These dates (09/11/1973 and 12/07/1975), are quite important to the people who still suffer their consequences. Take the Chileans, who lost at least 3,000 people because of a military coup that the U.S. supported on September 11, 1973, or the East Timorese, who lost 200,000 people (1/3 of the population) after we assisted Indonesia in their destruction of that nation beginning with the invasion of the small island on December 7, 1975. Of course, Chile’s population was only 10-12 million at the time, and in comparison to our loss of 3,000 people on 09/11/2001, it would be like losing 80-90,000 U.S. citizens. The Chileans had no such recourse against us for aiding General Augusto Pinochet in his torture and murder of thousands of his people, which we supported. Nor have the East Timorese, or the dozens of other poor nations we have assisted in the repression and/or destruction of, been given the right to retaliate against us. Government documents detailing the U.S. involvement in the Chilean coup and the genocide of East Timor are provided in full text on the National Security Archive’s website, supported by George Washington University: http://www.hfni.gsehd.gwu.edu/~nsarchiv/.
Even though there is overwhelming proof of what we did to Chile and East Timor (not to mention the dozens of other nations we have intervened in) why do we not know about their dates of infamy, each of which our government had an enormous role in? Does our lack of knowledge about these dates mean anything? The fact that the public knows little of them demonstrates that we are doomed to repeat history. I am disappointed that we are collectively blind to these dates precisely because the dates in which atrocities were perpetrated against us are days “that will live in infamy”, which the media and government have and will forever use as rallying cries to promote the nationalism that will ultimately lead to more deaths in the developing world, as well as on our own soil. Moreover, the atrocities in East Timor and Chile are but a drop in the bucket in comparison to the perhaps 8 million others we have helped kill over the past fifty seven years in the name of national security. The question is, if we are oblivious to the horrible atrocities our government has committed on such America-significant days of “infamy”, how will we prevent our government from committing such atrocities in the future? How will we prevent the continuation of the “racket” so notorious in Smedley Butler’s and our time, which will inevitably come back to bite us again?

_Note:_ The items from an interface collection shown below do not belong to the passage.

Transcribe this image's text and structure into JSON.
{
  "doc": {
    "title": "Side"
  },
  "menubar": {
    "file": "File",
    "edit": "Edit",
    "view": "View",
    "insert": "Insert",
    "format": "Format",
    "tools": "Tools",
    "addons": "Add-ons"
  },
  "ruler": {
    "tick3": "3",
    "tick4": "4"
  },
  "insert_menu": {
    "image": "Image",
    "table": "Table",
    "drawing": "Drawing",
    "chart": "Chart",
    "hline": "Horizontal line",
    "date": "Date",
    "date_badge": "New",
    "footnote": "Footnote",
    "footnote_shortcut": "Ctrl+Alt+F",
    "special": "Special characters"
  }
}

CHRIS WHITE is an ex-Marine infantryman who is currently working on his doctorate in history at the University of Kansas, Lawrence. He served from 1994-98, in Diego Garcia, Camp Pendleton, CA, Okinawa, Japan, and Doha, Qatar. He is also a member of Veterans for Peace. He can be reached at: firstname.lastname@example.org